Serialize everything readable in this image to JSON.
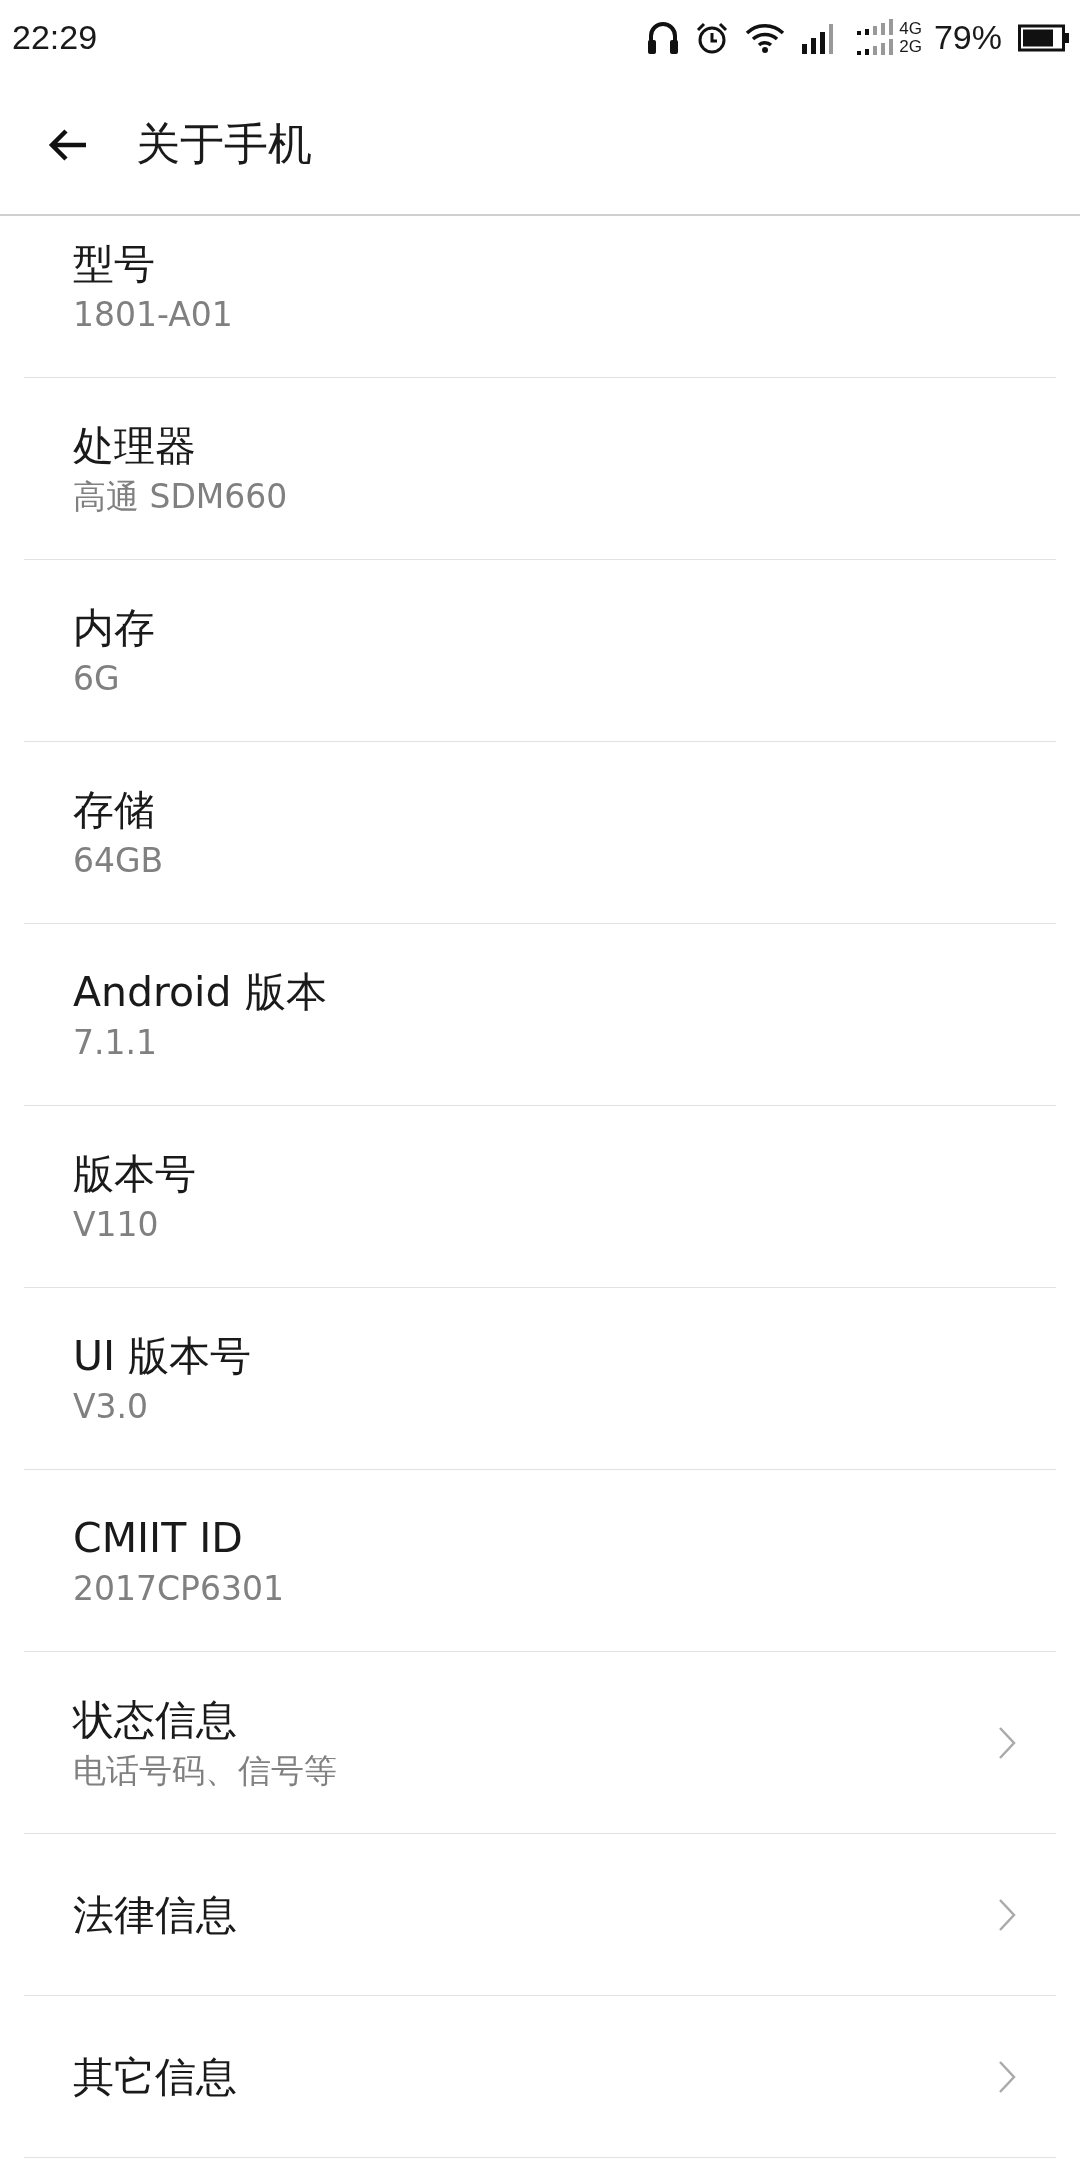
{
  "status_bar": {
    "time": "22:29",
    "net_top": "4G",
    "net_bottom": "2G",
    "battery": "79%"
  },
  "header": {
    "title": "关于手机"
  },
  "items": [
    {
      "kind": "info",
      "title": "型号",
      "subtitle": "1801-A01"
    },
    {
      "kind": "info",
      "title": "处理器",
      "subtitle": "高通 SDM660"
    },
    {
      "kind": "info",
      "title": "内存",
      "subtitle": "6G"
    },
    {
      "kind": "info",
      "title": "存储",
      "subtitle": "64GB"
    },
    {
      "kind": "info",
      "title": "Android 版本",
      "subtitle": "7.1.1"
    },
    {
      "kind": "info",
      "title": "版本号",
      "subtitle": "V110"
    },
    {
      "kind": "info",
      "title": "UI 版本号",
      "subtitle": "V3.0"
    },
    {
      "kind": "info",
      "title": "CMIIT ID",
      "subtitle": "2017CP6301"
    },
    {
      "kind": "link",
      "title": "状态信息",
      "subtitle": "电话号码、信号等"
    },
    {
      "kind": "link",
      "title": "法律信息"
    },
    {
      "kind": "link",
      "title": "其它信息"
    }
  ]
}
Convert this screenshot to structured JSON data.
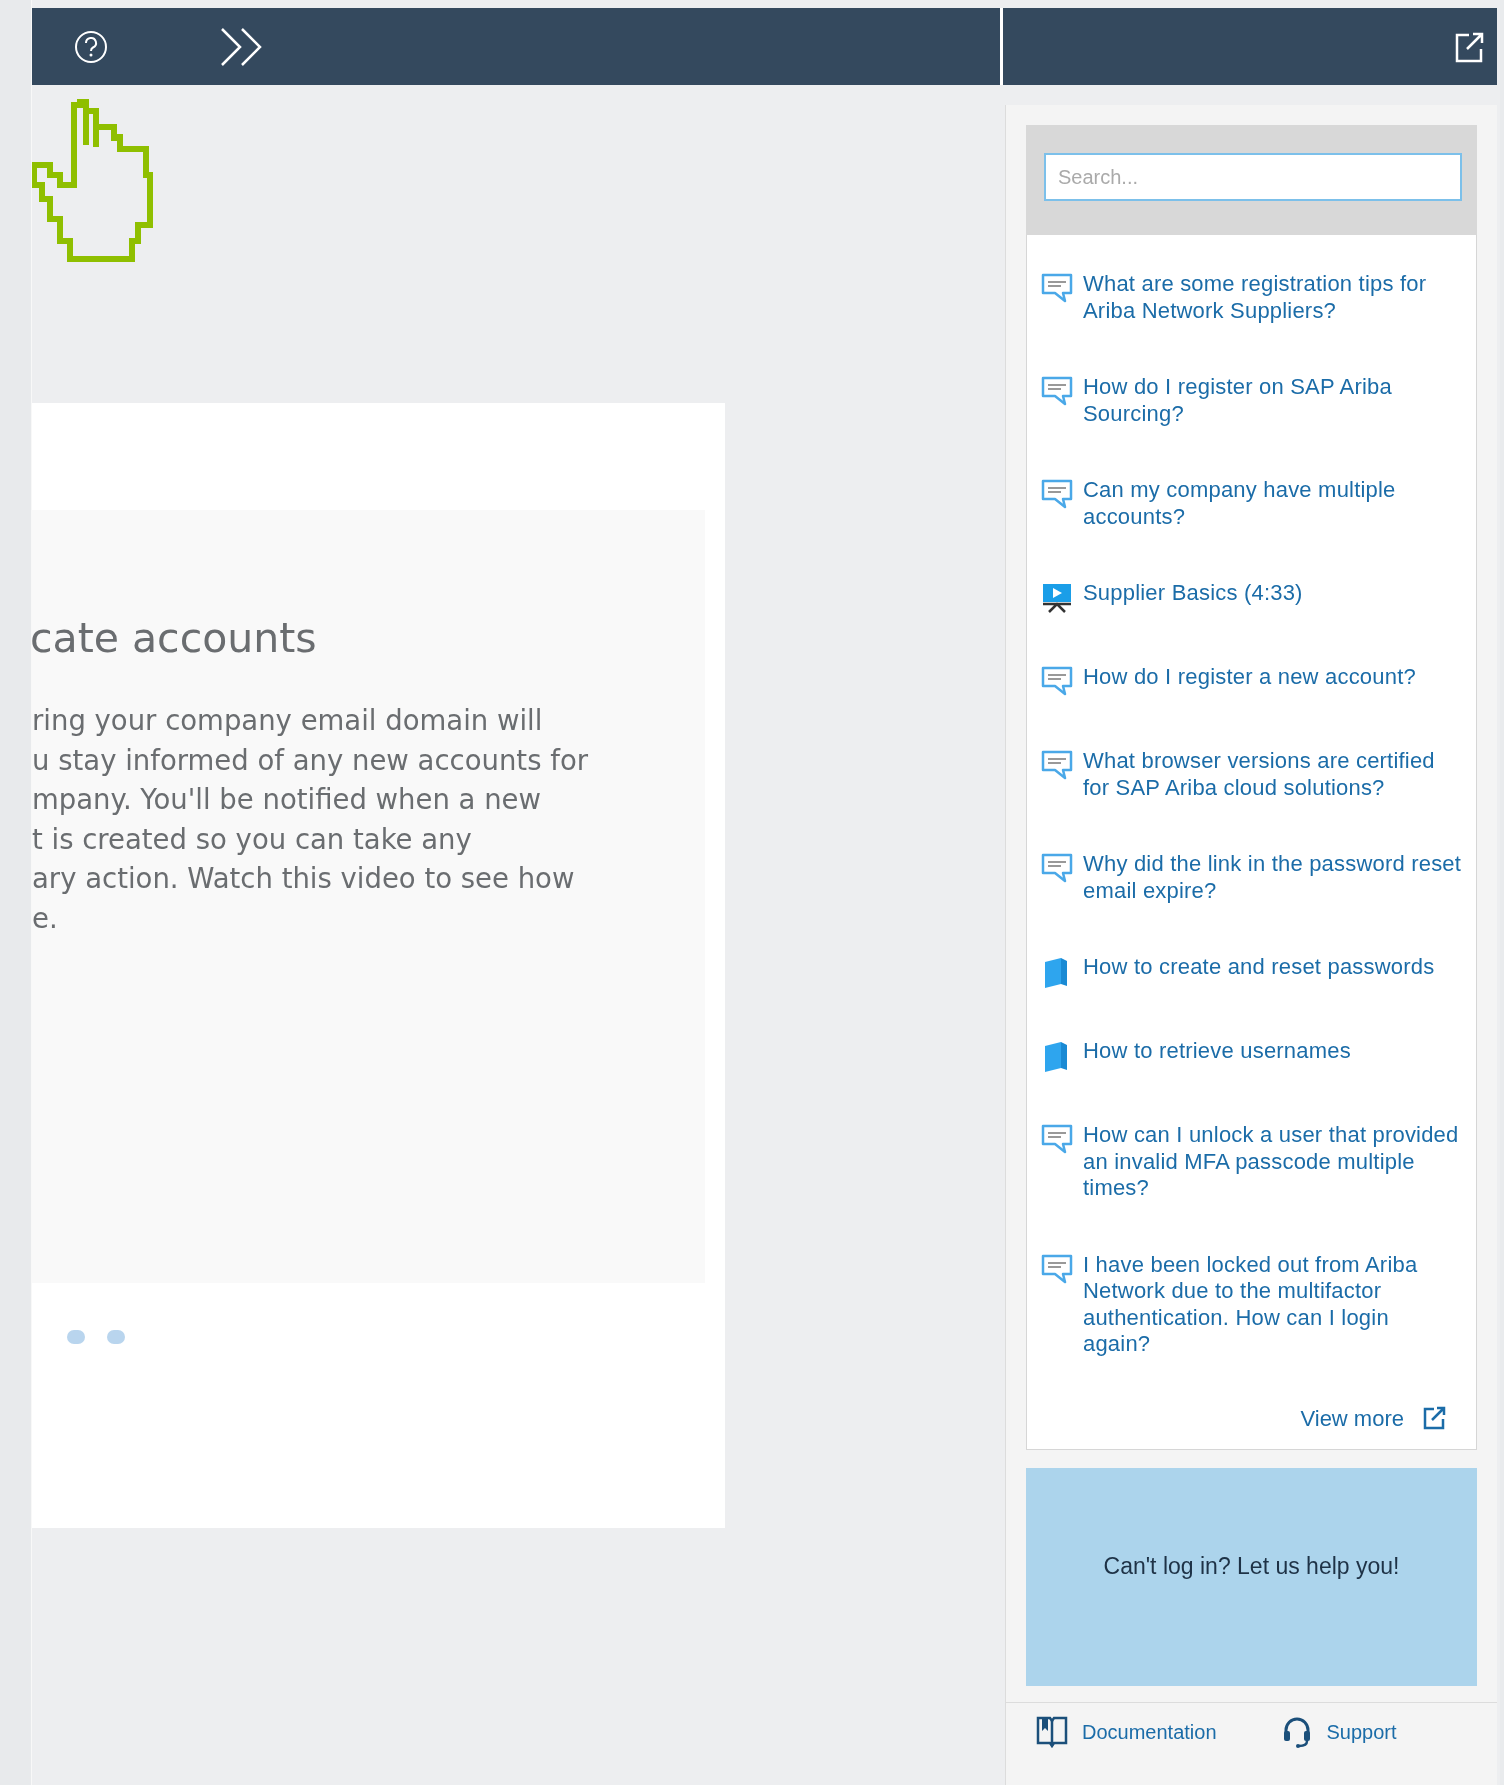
{
  "main": {
    "heading": "cate accounts",
    "paragraph_lines": [
      "ring your company email domain will",
      "u stay informed of any new accounts for",
      "mpany. You'll be notified when a new",
      "t is created so you can take any",
      "ary action. Watch this video to see how",
      "e."
    ],
    "dots": [
      {
        "selected": false
      },
      {
        "selected": false
      }
    ]
  },
  "help_panel": {
    "search": {
      "placeholder": "Search..."
    },
    "items": [
      {
        "kind": "faq",
        "label": "What are some registration tips for Ariba Network Suppliers?"
      },
      {
        "kind": "faq",
        "label": "How do I register on SAP Ariba Sourcing?"
      },
      {
        "kind": "faq",
        "label": "Can my company have multiple accounts?"
      },
      {
        "kind": "video",
        "label": "Supplier Basics (4:33)"
      },
      {
        "kind": "faq",
        "label": "How do I register a new account?"
      },
      {
        "kind": "faq",
        "label": "What browser versions are certified for SAP Ariba cloud solutions?"
      },
      {
        "kind": "faq",
        "label": "Why did the link in the password reset email expire?"
      },
      {
        "kind": "doc",
        "label": "How to create and reset passwords"
      },
      {
        "kind": "doc",
        "label": "How to retrieve usernames"
      },
      {
        "kind": "faq",
        "label": "How can I unlock a user that provided an invalid MFA passcode multiple times?"
      },
      {
        "kind": "faq",
        "label": "I have been locked out from Ariba Network due to the multifactor authentication. How can I login again?"
      }
    ],
    "view_more": "View more",
    "banner": "Can't log in? Let us help you!",
    "footer": [
      {
        "kind": "documentation",
        "label": "Documentation"
      },
      {
        "kind": "support",
        "label": "Support"
      }
    ]
  }
}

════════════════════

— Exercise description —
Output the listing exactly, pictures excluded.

— Solution for this task —
Serialize everything readable in this image to JSON.
{
  "status_bar": {
    "time": "22:29",
    "net_top": "4G",
    "net_bottom": "2G",
    "battery": "79%"
  },
  "header": {
    "title": "关于手机"
  },
  "items": [
    {
      "kind": "info",
      "title": "型号",
      "subtitle": "1801-A01"
    },
    {
      "kind": "info",
      "title": "处理器",
      "subtitle": "高通 SDM660"
    },
    {
      "kind": "info",
      "title": "内存",
      "subtitle": "6G"
    },
    {
      "kind": "info",
      "title": "存储",
      "subtitle": "64GB"
    },
    {
      "kind": "info",
      "title": "Android 版本",
      "subtitle": "7.1.1"
    },
    {
      "kind": "info",
      "title": "版本号",
      "subtitle": "V110"
    },
    {
      "kind": "info",
      "title": "UI 版本号",
      "subtitle": "V3.0"
    },
    {
      "kind": "info",
      "title": "CMIIT ID",
      "subtitle": "2017CP6301"
    },
    {
      "kind": "link",
      "title": "状态信息",
      "subtitle": "电话号码、信号等"
    },
    {
      "kind": "link",
      "title": "法律信息"
    },
    {
      "kind": "link",
      "title": "其它信息"
    }
  ]
}
Convert this screenshot to structured JSON data.
{
  "main": {
    "heading": "cate accounts",
    "paragraph_lines": [
      "ring your company email domain will",
      "u stay informed of any new accounts for",
      "mpany. You'll be notified when a new",
      "t is created so you can take any",
      "ary action. Watch this video to see how",
      "e."
    ],
    "dots": [
      {
        "selected": false
      },
      {
        "selected": false
      }
    ]
  },
  "help_panel": {
    "search": {
      "placeholder": "Search..."
    },
    "items": [
      {
        "kind": "faq",
        "label": "What are some registration tips for Ariba Network Suppliers?"
      },
      {
        "kind": "faq",
        "label": "How do I register on SAP Ariba Sourcing?"
      },
      {
        "kind": "faq",
        "label": "Can my company have multiple accounts?"
      },
      {
        "kind": "video",
        "label": "Supplier Basics (4:33)"
      },
      {
        "kind": "faq",
        "label": "How do I register a new account?"
      },
      {
        "kind": "faq",
        "label": "What browser versions are certified for SAP Ariba cloud solutions?"
      },
      {
        "kind": "faq",
        "label": "Why did the link in the password reset email expire?"
      },
      {
        "kind": "doc",
        "label": "How to create and reset passwords"
      },
      {
        "kind": "doc",
        "label": "How to retrieve usernames"
      },
      {
        "kind": "faq",
        "label": "How can I unlock a user that provided an invalid MFA passcode multiple times?"
      },
      {
        "kind": "faq",
        "label": "I have been locked out from Ariba Network due to the multifactor authentication. How can I login again?"
      }
    ],
    "view_more": "View more",
    "banner": "Can't log in? Let us help you!",
    "footer": [
      {
        "kind": "documentation",
        "label": "Documentation"
      },
      {
        "kind": "support",
        "label": "Support"
      }
    ]
  }
}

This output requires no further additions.